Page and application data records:
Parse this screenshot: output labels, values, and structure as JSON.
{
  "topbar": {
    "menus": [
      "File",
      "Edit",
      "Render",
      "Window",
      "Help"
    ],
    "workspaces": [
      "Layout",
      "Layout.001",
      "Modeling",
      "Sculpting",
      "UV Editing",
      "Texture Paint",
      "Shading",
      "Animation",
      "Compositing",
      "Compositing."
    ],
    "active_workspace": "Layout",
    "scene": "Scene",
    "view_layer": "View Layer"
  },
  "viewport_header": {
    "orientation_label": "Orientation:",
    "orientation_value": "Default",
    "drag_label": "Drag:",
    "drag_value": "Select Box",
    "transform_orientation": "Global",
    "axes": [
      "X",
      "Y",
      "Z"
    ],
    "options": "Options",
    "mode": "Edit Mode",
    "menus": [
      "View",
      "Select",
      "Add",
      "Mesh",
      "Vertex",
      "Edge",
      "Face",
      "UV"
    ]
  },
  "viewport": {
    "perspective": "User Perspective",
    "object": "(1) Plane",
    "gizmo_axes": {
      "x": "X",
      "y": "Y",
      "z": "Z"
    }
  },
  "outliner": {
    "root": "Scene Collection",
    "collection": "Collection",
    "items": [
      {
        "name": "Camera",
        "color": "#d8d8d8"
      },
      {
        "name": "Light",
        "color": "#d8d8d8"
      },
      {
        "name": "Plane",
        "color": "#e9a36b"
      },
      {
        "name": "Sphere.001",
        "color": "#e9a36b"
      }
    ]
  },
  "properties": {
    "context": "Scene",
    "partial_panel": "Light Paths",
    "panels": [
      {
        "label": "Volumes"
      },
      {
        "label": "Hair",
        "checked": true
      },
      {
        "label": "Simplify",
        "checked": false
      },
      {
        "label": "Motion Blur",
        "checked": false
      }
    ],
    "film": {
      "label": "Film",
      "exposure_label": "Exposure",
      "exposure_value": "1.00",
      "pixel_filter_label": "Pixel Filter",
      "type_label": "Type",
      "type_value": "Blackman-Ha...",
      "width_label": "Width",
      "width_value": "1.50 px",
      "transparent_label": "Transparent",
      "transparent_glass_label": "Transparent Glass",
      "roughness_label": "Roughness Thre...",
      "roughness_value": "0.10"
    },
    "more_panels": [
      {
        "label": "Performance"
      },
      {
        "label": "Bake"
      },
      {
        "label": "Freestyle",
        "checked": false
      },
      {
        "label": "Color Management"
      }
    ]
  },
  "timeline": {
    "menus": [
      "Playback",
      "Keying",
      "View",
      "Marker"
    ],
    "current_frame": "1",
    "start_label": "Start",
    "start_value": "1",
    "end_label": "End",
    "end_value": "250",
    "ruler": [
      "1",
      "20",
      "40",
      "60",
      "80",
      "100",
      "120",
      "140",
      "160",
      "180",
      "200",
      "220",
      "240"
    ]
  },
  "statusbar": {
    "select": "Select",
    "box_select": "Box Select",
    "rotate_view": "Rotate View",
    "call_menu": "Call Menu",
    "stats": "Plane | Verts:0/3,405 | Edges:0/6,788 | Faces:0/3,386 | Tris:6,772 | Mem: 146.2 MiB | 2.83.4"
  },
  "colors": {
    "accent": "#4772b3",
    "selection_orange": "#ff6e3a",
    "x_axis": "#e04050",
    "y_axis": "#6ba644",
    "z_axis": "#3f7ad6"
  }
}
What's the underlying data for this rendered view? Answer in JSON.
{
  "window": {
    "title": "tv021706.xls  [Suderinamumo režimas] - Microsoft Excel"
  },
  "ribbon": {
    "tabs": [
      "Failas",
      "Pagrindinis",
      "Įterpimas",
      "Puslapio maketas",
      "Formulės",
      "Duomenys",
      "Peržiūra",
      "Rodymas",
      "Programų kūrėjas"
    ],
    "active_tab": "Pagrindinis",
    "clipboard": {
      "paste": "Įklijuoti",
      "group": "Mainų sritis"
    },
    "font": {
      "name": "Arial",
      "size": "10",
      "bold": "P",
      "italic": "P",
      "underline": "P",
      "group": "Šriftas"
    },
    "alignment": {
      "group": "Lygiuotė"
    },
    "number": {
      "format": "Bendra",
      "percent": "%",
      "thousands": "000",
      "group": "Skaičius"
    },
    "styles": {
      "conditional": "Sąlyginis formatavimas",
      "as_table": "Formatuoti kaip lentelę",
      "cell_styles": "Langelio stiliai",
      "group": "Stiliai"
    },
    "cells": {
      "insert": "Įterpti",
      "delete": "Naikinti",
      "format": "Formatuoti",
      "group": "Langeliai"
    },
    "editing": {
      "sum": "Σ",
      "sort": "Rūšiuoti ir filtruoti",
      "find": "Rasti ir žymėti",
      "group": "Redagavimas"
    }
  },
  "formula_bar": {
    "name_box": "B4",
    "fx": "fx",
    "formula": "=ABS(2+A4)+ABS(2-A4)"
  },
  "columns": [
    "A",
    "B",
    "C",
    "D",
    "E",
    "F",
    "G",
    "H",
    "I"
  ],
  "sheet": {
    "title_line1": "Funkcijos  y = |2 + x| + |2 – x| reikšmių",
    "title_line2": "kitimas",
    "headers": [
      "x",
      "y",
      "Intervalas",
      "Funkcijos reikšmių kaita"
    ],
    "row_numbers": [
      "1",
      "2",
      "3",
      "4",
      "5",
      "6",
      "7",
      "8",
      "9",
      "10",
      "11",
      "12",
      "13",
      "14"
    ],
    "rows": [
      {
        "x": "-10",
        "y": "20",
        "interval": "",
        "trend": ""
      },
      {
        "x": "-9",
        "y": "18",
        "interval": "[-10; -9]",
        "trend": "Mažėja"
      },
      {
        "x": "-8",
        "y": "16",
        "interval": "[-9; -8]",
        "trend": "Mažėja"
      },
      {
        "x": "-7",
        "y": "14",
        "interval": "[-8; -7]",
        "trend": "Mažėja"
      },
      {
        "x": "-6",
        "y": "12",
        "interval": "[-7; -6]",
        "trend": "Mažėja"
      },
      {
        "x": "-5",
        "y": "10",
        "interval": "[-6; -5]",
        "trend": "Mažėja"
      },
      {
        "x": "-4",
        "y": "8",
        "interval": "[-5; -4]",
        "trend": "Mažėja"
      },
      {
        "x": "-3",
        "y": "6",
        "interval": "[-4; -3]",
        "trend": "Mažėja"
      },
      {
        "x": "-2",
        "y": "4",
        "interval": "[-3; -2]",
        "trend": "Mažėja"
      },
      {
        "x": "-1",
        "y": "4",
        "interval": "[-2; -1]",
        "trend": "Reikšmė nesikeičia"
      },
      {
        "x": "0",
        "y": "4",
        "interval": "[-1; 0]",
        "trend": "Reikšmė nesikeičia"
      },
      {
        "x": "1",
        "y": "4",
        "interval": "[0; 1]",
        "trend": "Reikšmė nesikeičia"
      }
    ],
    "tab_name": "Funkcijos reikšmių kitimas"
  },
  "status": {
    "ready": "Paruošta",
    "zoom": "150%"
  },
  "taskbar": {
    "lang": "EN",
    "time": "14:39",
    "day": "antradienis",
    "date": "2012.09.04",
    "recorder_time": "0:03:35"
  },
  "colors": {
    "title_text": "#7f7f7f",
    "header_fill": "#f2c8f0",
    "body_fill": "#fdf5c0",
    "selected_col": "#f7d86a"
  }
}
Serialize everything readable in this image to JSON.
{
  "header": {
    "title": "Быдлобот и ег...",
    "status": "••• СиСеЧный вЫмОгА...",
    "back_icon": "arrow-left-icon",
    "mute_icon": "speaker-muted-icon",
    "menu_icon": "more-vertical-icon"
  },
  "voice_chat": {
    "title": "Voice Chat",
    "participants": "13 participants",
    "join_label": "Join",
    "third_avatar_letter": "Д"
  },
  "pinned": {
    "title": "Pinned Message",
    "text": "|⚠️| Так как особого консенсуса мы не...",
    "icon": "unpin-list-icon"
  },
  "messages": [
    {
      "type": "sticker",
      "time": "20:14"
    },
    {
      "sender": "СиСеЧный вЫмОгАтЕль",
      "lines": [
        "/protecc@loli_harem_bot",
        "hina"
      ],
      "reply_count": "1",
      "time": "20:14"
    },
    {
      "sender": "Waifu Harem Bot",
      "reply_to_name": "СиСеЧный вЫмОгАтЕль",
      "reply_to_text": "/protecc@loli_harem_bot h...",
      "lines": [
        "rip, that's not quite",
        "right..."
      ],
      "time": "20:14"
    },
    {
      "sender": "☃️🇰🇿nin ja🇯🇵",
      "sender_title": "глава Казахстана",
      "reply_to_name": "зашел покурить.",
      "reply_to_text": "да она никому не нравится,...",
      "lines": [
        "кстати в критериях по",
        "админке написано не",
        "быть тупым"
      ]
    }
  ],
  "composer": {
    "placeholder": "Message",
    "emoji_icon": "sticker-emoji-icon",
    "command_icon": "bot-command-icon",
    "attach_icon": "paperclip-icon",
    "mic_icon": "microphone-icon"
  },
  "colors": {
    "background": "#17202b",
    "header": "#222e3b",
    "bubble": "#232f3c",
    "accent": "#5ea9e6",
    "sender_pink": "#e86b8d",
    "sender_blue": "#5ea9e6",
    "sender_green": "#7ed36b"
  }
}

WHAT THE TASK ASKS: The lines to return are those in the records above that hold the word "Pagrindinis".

WRITTEN RESPONSE:
      "Pagrindinis",
    "active_tab": "Pagrindinis",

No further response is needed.